God Himself has told us.
We shall discuss later the question of the divine inspiration of Scripture.
Here we need only remind ourselves that the human writers wrote what God willed them to write so that He is Himself the guarantor of the truths they set down. And the first book of Scripture in its first sentence tells us:

In the beginning God made the heavens and the earth.

The Church has amplified this.
The Fourth Council of the Lateran defined that God

by His almighty power created together in the beginning of time both creatures,
the Spiritual and the Corporeal,
namely the Angelic and the earthly,
and afterwards
[deinde] the human,
as it were a common creature, composed of spirit and body.

So there WAS a first moment.
But how long ago?
Genesis does not say:
nor does the Church.

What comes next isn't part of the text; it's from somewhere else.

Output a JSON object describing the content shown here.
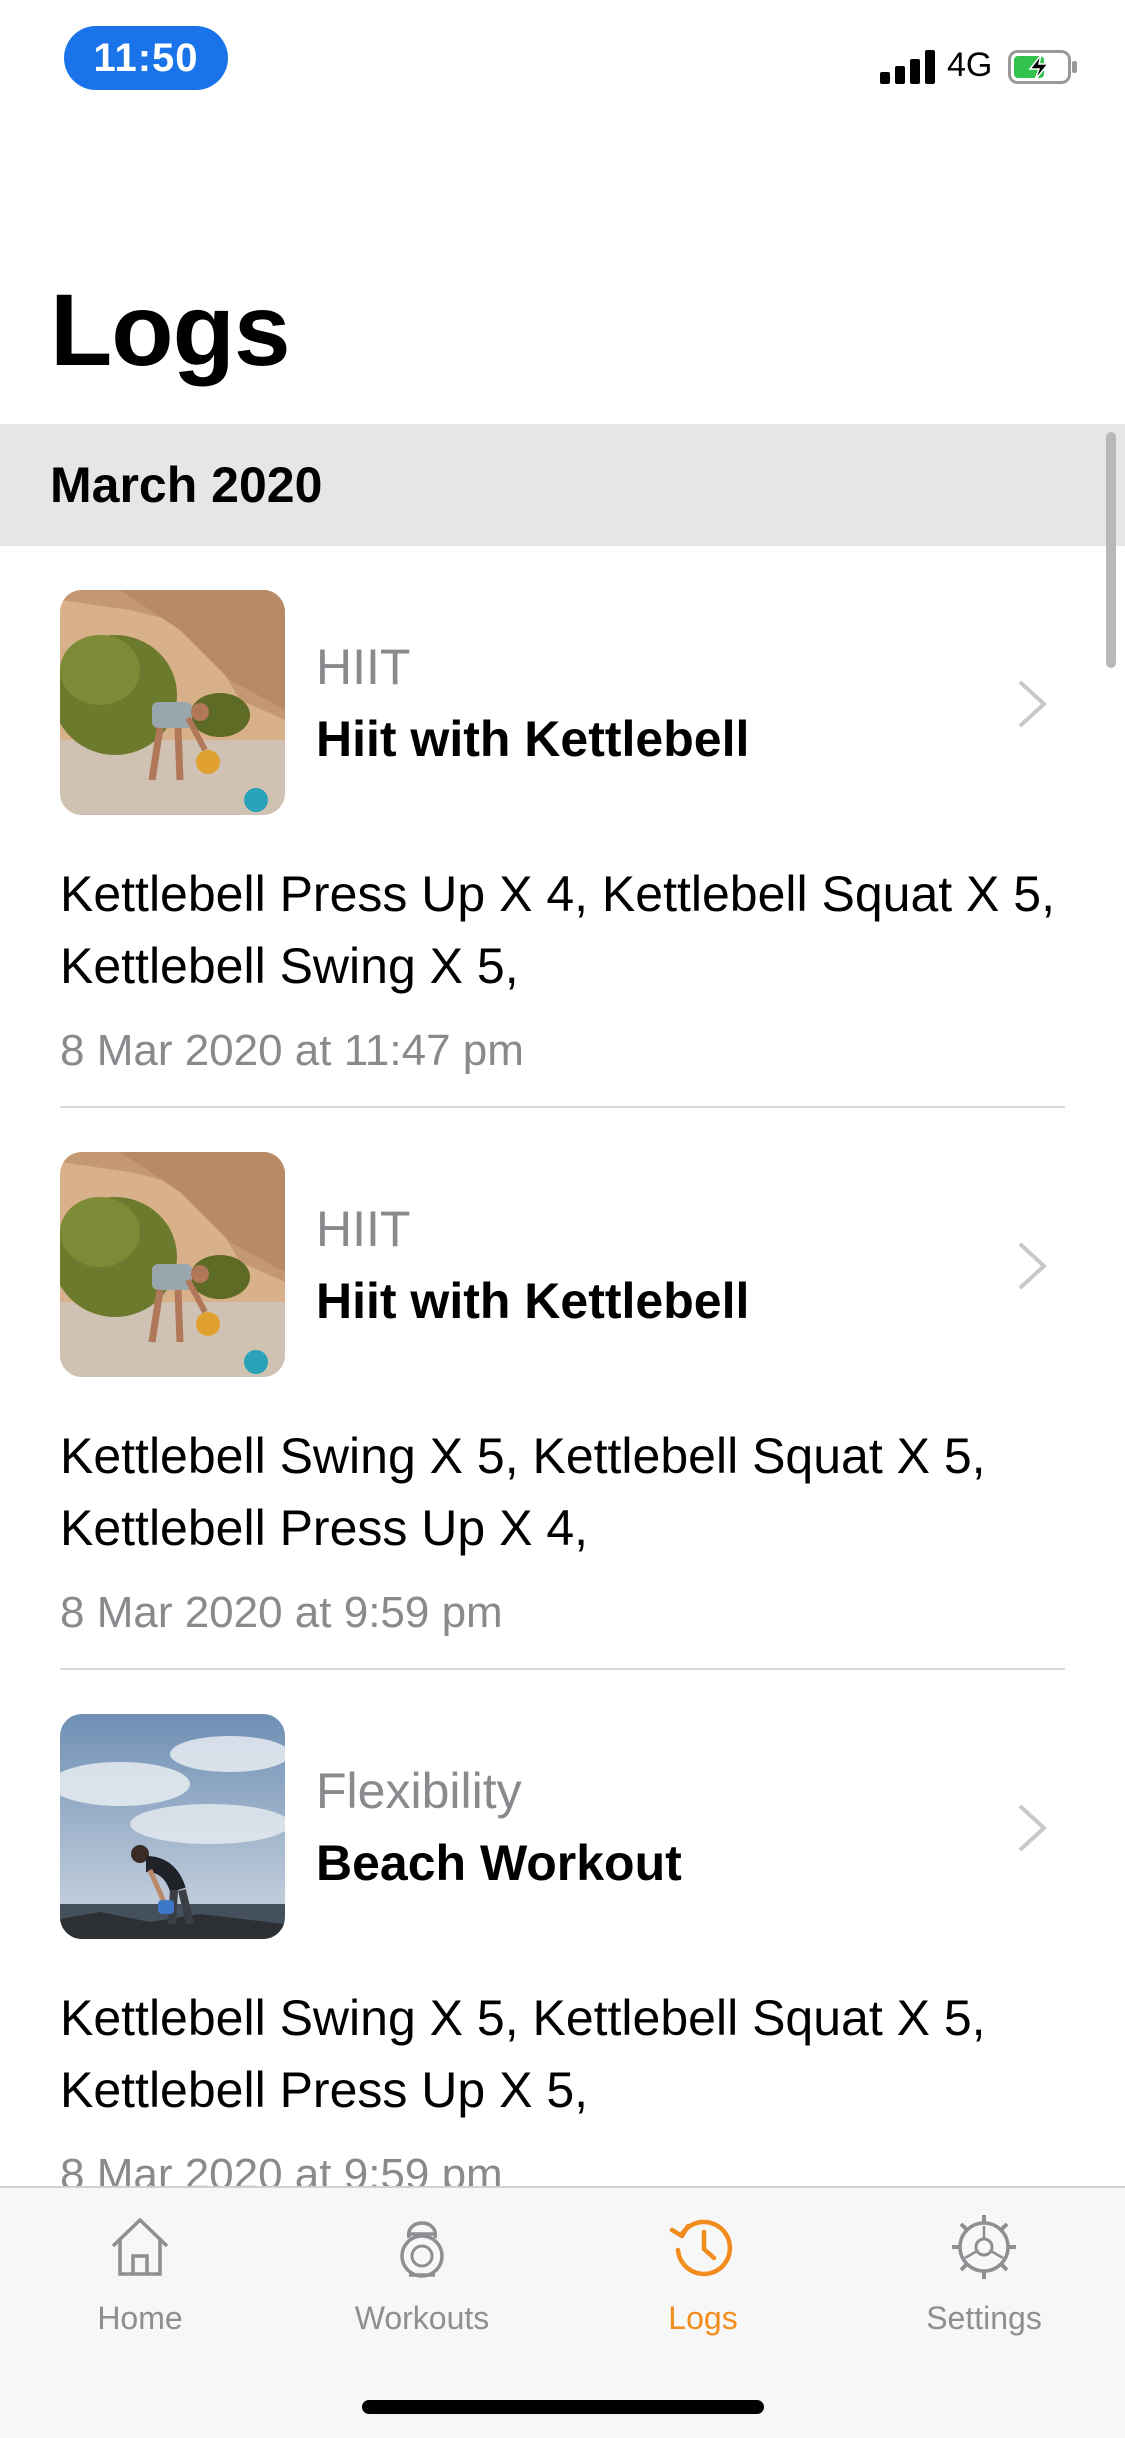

Men have thought to get a scriptural statement as to the age of the world by taking the age at which each of the patriarchs, from Adam onwards, begot a son and have worked out something like four thousand years as lying between the creation of Adam and the birth of Our Lord.
But we have no reason to think that the writer of the first book of the Old Testament was any more concerned to give us all the intervening names in the genealogy of Abraham than was the writer of the first book of the New Testament to give us all the intervening names in the genealogy of Christ Our Lord.
St. Matthew, as he tells us, makes a pattern of generations,
fourteen from Abraham to David,
fourteen from David to the captivity in Babylon,
fourteen from the captivity to Christ.
To keep the numbers equal he omits names.
He knew, and his Jewish readers knew, and he knew that they knew,
that his word "begot" occasionally jumps three or four generations.
He was not giving a measure of time.
His object was to establish a line of descent.
There is no reason why the writer of Genesis should not likewise have omitted names, and some reason to think that he did.
For he, too, has a pattern?
ten generations from Adam to the Flood,
ten generations from the Flood to Abraham.
His object, too, was to establish a line of descent, not to give a measure of time.
The truth is that Genesis is concerned with the things that matter vitally in God's own nature and in His dealings with the human soul, and the "date" of creation is not one of them.
That God is personal and distinct from His creation (as against pantheism),
that there is one God (as against polytheism),
that Evil is not a separate creative principle but arises in a misused will (as against dualism),
that God created sun and stars and sky and earth (as against nature worship);
that man is created by God,
that there was a first man, that woman like man is made in God's image,
what God planned for man, how man reacted to God's plan,
the effect upon the whole human race of man's reaction?
these things are of towering importance.
But how long ago did it all happen?
It would be interesting to know, of course - but it would be almost frivolous to think that it matters very much in comparison with the things that Genesis does tell us.